# ASSIGNED TASK
Of the lines below, report only those that contain "structured".

# DATA SECTION
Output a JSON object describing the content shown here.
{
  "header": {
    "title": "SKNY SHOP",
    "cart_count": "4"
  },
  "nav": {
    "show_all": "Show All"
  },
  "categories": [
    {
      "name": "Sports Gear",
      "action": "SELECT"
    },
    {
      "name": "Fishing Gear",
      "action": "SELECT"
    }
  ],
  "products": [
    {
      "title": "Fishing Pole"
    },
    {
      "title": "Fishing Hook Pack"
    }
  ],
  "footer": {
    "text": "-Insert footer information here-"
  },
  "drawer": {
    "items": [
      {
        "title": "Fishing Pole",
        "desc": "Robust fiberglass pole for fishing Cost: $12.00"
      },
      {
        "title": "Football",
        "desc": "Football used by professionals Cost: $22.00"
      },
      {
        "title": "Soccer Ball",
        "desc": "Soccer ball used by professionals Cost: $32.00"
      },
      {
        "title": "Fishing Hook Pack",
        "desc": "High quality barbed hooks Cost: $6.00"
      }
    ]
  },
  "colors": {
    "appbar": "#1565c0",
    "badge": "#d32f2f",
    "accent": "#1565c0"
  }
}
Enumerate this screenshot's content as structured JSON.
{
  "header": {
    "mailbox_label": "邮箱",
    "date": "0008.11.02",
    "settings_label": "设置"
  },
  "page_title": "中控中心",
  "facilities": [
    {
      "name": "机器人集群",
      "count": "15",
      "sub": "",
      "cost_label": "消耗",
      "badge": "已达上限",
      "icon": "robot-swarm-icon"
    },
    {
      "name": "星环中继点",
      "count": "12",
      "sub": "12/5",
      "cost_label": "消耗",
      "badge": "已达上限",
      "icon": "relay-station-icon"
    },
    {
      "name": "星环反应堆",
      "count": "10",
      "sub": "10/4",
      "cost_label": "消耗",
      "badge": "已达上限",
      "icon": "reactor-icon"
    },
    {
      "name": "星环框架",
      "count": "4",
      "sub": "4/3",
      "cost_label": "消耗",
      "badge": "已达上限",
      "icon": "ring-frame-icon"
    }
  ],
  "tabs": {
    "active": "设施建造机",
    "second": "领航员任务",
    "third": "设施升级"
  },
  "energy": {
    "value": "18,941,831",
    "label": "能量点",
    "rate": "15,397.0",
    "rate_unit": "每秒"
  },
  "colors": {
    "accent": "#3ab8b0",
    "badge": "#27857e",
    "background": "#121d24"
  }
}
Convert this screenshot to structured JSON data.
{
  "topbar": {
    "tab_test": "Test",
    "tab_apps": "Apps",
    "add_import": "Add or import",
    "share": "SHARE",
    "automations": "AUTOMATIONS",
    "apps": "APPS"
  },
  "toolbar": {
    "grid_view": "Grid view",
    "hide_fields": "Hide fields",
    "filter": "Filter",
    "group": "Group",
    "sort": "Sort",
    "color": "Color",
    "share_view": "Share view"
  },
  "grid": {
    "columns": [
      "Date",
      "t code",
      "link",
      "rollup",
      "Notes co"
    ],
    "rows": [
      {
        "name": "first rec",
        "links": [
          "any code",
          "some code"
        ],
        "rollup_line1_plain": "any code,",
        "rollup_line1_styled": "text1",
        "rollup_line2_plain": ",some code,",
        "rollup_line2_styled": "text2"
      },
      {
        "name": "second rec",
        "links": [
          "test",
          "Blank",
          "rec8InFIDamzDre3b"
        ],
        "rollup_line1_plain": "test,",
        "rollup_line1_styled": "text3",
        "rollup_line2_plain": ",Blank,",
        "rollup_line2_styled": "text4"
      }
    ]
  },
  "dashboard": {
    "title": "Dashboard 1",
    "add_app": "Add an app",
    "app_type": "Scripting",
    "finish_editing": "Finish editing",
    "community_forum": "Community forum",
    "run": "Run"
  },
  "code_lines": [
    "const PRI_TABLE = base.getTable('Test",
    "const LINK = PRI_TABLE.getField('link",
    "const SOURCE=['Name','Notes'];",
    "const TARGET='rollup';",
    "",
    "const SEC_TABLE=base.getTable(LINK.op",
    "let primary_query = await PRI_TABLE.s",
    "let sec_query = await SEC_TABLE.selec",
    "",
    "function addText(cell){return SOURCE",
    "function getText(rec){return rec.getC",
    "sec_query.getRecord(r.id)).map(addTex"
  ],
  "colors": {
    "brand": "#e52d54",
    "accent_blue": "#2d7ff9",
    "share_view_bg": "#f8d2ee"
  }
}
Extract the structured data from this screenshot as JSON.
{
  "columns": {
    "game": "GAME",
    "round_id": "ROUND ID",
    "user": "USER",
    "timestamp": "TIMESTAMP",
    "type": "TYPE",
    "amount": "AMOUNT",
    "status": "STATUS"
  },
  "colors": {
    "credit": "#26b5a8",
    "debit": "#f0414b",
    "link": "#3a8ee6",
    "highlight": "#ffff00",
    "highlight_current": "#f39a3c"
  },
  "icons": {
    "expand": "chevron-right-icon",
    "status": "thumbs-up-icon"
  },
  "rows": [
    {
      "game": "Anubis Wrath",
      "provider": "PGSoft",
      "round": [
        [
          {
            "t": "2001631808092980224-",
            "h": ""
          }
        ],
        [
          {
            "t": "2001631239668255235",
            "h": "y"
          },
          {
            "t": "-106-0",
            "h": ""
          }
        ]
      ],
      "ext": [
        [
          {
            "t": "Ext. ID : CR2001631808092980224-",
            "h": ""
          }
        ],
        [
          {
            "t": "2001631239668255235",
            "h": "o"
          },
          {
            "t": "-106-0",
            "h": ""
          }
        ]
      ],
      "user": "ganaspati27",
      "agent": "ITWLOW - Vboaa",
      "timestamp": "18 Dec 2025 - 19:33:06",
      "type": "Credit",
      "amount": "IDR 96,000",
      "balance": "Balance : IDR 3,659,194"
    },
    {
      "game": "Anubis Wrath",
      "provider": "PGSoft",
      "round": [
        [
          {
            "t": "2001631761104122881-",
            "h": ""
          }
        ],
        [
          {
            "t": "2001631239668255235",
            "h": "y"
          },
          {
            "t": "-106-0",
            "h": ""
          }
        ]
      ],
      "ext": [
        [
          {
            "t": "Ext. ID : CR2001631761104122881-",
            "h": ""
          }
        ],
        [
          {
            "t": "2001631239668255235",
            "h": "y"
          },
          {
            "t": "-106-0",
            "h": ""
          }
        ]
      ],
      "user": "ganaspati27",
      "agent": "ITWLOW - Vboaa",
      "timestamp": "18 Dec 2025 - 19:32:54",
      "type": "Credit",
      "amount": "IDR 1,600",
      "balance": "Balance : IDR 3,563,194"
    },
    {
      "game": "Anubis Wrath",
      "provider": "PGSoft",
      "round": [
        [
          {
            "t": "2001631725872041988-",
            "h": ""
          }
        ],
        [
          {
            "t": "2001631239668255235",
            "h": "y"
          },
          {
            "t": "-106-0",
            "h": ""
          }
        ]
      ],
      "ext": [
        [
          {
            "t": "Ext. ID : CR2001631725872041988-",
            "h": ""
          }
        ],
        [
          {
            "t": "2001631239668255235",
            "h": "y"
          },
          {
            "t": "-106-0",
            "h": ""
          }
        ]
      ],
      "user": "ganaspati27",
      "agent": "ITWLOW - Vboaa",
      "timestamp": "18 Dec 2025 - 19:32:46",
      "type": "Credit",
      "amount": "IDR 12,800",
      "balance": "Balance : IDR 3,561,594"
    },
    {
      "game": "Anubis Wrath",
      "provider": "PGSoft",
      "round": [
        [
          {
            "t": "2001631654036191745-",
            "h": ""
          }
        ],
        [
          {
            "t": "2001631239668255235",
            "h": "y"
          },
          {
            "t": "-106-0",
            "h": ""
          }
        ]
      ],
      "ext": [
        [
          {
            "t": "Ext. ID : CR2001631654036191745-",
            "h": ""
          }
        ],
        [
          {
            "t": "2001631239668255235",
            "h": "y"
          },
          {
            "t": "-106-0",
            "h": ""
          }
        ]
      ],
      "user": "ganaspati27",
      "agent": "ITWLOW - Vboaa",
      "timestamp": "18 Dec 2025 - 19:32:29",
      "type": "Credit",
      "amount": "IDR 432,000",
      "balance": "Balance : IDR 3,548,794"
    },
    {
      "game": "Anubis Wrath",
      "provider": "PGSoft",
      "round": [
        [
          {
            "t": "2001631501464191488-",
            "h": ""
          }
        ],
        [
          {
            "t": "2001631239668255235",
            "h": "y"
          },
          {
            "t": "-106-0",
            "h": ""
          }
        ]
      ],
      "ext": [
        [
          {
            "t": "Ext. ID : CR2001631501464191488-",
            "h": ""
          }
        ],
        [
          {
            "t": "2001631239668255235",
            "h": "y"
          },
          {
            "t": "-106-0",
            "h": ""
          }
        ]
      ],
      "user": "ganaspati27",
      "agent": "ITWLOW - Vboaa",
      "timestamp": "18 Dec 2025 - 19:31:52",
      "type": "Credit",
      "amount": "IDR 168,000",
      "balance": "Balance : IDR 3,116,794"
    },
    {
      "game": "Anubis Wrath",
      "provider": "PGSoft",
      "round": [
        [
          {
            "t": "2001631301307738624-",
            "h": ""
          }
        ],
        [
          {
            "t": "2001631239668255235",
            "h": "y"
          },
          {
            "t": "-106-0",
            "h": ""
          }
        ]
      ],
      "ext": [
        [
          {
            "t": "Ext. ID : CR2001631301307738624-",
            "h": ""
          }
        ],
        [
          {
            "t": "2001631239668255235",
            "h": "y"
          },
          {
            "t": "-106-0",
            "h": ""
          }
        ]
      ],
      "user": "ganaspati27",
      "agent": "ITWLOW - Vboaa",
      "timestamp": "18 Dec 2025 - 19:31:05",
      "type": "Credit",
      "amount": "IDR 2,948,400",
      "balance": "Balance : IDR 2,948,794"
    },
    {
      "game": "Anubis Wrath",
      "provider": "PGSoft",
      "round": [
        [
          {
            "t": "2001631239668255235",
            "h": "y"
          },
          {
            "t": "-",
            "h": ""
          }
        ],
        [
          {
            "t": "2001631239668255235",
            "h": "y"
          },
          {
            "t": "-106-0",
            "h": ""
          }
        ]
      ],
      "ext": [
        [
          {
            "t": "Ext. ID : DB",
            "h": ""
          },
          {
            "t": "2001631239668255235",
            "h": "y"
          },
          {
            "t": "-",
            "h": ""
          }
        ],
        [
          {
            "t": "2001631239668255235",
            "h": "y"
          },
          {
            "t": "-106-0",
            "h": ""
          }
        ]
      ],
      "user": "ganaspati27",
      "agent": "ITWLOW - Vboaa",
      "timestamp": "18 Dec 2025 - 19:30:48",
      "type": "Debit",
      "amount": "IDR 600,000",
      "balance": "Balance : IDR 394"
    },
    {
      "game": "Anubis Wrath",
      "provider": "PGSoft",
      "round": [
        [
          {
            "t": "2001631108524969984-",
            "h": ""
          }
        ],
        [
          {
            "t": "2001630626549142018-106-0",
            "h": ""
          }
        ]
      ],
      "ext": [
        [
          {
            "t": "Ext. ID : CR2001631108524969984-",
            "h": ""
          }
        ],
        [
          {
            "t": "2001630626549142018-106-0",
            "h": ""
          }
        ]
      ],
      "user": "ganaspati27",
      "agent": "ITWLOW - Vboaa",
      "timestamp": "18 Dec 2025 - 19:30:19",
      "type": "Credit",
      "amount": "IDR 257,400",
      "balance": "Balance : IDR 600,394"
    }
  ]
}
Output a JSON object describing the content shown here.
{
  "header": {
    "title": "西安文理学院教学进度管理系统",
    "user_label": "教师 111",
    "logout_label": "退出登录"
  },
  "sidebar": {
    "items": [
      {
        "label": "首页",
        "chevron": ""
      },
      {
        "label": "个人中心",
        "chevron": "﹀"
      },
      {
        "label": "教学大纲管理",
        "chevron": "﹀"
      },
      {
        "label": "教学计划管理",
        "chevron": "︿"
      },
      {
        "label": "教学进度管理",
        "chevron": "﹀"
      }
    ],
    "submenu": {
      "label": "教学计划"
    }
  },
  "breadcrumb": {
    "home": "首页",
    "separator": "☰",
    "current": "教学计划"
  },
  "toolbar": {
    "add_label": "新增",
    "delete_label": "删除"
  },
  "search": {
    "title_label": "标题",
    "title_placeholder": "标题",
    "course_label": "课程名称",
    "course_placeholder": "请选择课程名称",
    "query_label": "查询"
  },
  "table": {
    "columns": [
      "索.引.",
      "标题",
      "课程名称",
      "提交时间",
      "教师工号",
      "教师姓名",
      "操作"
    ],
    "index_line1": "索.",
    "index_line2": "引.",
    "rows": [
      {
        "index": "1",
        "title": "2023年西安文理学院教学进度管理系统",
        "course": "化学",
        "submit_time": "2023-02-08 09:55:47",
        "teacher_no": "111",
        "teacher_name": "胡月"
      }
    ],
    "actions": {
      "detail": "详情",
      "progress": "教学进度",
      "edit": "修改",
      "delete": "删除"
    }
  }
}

# RESULT
Enumerate this screenshot's content as structured JSON.
Convert this screenshot to structured JSON data.
Extract the structured data from this screenshot as JSON.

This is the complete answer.